For me, Tom Cleverley isn’t really a player that invokes any strong feelings because he doesn’t really do much other than simply existing. Indeed, I can’t say I’ve noticed any drop off in his performances because it’s difficult to recall any of his performances. People call him The Brand, but it’d be more accurate to describe him as The Bland. My biggest problem with Tom Cleverley is the way people often compare him to Ray Wilkins due of his penchant for passing sideways. To me that is just an insult to Wilkins who I thought was a lovely player, a true artisan – Cleverley is just a maladroit droid in comparison.
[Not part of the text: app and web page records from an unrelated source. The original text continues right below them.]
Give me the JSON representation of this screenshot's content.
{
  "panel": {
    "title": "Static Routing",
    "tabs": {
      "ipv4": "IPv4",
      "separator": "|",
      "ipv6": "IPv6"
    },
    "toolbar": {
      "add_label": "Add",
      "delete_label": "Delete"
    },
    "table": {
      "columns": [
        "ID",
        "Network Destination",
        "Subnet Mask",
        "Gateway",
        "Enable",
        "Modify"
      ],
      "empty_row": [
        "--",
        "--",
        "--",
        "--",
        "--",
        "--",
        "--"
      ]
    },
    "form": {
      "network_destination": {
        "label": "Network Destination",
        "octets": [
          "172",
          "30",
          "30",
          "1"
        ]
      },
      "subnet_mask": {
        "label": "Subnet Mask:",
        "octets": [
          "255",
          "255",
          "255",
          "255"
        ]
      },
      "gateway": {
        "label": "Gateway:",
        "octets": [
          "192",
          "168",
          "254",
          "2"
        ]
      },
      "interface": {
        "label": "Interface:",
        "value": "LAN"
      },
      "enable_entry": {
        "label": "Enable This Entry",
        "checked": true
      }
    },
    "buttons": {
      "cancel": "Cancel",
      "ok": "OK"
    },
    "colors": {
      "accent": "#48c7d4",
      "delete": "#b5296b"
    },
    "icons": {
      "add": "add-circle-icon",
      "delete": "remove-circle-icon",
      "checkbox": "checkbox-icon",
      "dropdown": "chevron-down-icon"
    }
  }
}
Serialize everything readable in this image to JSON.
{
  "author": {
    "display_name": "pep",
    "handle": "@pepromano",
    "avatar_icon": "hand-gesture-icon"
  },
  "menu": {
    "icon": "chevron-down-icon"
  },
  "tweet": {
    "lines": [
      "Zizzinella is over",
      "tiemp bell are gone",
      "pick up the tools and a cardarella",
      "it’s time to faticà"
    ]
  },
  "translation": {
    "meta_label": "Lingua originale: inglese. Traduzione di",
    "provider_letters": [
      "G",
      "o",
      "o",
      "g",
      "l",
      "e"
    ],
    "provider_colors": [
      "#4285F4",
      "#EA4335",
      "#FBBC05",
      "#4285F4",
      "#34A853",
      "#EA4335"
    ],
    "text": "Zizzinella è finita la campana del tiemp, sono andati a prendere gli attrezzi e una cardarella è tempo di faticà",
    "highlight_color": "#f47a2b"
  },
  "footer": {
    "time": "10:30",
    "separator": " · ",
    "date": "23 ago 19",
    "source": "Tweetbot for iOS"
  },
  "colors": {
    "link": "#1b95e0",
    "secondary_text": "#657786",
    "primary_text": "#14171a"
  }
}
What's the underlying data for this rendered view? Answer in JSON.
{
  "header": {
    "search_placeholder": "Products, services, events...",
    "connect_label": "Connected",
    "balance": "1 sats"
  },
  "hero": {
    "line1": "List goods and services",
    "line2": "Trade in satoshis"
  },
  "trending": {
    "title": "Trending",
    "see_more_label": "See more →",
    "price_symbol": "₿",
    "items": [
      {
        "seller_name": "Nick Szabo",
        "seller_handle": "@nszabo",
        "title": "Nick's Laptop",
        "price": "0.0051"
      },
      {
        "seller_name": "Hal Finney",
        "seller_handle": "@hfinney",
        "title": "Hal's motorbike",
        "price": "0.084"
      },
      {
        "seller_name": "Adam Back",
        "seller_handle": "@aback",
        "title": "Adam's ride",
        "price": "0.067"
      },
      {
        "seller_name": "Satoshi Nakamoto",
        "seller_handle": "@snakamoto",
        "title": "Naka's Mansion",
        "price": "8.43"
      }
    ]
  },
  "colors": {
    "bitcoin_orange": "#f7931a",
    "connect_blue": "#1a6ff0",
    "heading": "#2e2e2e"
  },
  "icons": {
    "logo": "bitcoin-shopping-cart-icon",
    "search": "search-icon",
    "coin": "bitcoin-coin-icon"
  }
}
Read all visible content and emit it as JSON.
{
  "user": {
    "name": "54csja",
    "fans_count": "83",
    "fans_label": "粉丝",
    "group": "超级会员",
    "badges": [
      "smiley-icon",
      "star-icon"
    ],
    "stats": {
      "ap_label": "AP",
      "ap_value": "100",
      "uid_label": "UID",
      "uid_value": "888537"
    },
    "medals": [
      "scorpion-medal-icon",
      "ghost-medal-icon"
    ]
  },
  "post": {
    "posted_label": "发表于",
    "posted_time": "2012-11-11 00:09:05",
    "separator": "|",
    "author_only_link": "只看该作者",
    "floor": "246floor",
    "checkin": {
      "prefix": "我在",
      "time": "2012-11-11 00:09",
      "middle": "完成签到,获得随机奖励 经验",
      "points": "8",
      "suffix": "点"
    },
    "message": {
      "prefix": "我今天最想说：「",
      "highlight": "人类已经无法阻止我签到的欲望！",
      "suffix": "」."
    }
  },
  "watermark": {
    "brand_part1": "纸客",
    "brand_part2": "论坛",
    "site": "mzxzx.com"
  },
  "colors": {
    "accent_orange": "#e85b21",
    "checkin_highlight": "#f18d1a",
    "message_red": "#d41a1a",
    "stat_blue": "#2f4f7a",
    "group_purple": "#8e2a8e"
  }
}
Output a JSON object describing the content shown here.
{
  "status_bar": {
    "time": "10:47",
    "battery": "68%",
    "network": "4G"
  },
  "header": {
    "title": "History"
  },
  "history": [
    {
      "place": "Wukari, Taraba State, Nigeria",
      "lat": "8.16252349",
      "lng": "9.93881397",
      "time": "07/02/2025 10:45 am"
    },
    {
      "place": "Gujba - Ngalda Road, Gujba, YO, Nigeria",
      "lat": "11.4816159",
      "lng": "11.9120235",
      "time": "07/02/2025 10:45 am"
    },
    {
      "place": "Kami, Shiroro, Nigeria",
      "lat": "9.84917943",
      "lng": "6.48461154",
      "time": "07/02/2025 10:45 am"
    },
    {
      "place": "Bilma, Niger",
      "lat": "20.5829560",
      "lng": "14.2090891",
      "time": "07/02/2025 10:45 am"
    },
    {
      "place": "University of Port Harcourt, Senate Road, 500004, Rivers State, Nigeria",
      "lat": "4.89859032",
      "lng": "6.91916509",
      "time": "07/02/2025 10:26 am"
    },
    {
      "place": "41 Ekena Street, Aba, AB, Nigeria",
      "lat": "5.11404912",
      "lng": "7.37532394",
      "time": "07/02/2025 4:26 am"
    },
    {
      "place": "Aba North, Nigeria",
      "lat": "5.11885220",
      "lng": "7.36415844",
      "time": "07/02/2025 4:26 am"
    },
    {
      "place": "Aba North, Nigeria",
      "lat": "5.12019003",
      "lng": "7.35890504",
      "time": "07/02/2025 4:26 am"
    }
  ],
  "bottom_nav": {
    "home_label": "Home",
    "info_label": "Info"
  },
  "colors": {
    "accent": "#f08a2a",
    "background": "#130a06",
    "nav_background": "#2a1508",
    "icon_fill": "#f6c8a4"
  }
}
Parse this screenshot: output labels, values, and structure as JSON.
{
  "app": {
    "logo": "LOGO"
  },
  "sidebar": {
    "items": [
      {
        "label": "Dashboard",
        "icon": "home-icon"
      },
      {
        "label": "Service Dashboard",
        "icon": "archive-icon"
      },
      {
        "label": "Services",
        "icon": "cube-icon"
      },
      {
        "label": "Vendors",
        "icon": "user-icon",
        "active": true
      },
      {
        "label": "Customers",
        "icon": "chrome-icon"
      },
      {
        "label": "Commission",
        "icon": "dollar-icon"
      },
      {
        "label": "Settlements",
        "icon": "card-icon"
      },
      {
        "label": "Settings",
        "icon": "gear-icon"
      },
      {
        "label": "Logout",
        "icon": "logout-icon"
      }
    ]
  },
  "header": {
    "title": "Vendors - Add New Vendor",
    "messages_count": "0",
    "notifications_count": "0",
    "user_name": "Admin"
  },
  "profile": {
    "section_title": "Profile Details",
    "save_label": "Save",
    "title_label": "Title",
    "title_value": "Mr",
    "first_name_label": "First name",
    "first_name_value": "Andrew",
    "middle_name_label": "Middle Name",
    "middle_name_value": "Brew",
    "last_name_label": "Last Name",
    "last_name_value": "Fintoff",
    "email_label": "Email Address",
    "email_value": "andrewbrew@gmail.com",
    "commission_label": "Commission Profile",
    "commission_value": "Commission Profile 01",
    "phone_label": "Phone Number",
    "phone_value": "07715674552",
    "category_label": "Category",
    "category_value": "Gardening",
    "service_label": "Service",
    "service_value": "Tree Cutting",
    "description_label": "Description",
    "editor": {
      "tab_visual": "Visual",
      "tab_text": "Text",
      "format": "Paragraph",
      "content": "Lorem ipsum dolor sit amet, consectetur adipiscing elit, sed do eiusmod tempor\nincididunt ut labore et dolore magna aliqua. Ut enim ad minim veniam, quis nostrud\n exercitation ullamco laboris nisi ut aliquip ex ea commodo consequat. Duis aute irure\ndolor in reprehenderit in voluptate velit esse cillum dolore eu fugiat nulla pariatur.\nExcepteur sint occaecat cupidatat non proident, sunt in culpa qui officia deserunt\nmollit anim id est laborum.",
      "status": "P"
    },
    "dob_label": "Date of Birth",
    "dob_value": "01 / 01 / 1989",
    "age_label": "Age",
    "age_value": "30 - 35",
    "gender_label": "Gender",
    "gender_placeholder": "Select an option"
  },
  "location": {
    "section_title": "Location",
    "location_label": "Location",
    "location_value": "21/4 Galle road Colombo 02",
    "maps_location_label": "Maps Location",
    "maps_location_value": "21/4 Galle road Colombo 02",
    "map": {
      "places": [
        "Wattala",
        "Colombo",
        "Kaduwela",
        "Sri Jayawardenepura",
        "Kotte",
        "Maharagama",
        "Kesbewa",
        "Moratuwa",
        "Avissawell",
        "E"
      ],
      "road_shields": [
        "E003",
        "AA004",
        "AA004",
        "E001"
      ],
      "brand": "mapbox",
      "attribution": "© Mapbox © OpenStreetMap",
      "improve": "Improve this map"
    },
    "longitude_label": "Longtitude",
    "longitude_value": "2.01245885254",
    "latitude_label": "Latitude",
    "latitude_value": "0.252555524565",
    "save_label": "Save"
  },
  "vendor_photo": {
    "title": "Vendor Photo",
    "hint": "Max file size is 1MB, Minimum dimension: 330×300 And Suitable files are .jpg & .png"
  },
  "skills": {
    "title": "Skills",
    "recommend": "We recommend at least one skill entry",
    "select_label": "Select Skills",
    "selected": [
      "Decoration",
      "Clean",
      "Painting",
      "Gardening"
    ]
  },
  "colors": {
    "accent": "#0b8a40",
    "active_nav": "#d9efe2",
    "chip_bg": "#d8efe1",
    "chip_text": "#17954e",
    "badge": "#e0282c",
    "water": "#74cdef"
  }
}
It probably never occurred to Tom or his advisors that in conceiving his TC23 website and media presence, they’ve only succeeded in making him more unpopular with the world in general. This isn’t just limited to these rabid hoards of United fans who are hounding him either, given that England fans have already selected Tom as their official World Cup pariah before the tournament has even started. We all know that no England tournament exit is complete without an MUFC-affiliated scapegoat, fair play to England fans for deciding on this year’s at such an early stage – I expect the quality of effigy likenesses to be off the chart given the additional lead time that’s now available.

If Tom wants to improve his standing in the hearts and minds of United and England fans, I’d suggest it might be wise to explore traditional methods such as playing well in football matches. Y’know, winning the odd tackle, take a few more risks, maybe even consider scoring a few goals or something? Puff piece, ‘nobody understands me’ interviews with a sympathetic Oliver Holt aren’t going to placate anyone or do you any favours – especially when they’re packed with condescending drivel about how your game might be better appreciated by Spanish football hipsters.

Unfortunately, you don’t play in Spain, Tom. You might feel you’d avoid the white hankies and be universally lauded in the land of tiki-taka but you’re at Man United – at a time where competition for midfield places is at an all-time low and you’ve had ample opportunity to make your mark on the team. Almost 3 years into a United career you’re better known for a website and going out with a girl from TOWIE than you are for being good at football, and that’s not down to any misunderstanding or lack of awareness on anyone’s part other than you and the people you’ve got setting up these media opportunities.

Too harsh? Possibly – but he’s 24 now so we’re not talking about some kid who’s just broken into the team, he’s an experienced international who’s got an opportunity 99% of his fellow professionals would kill for. The longer this shocking season goes on, the spotlight will rightly intensify on David Moyes – but it’s time some of his charges began to take more responsibility themselves. No passengers.

Copyright Red News – March 2014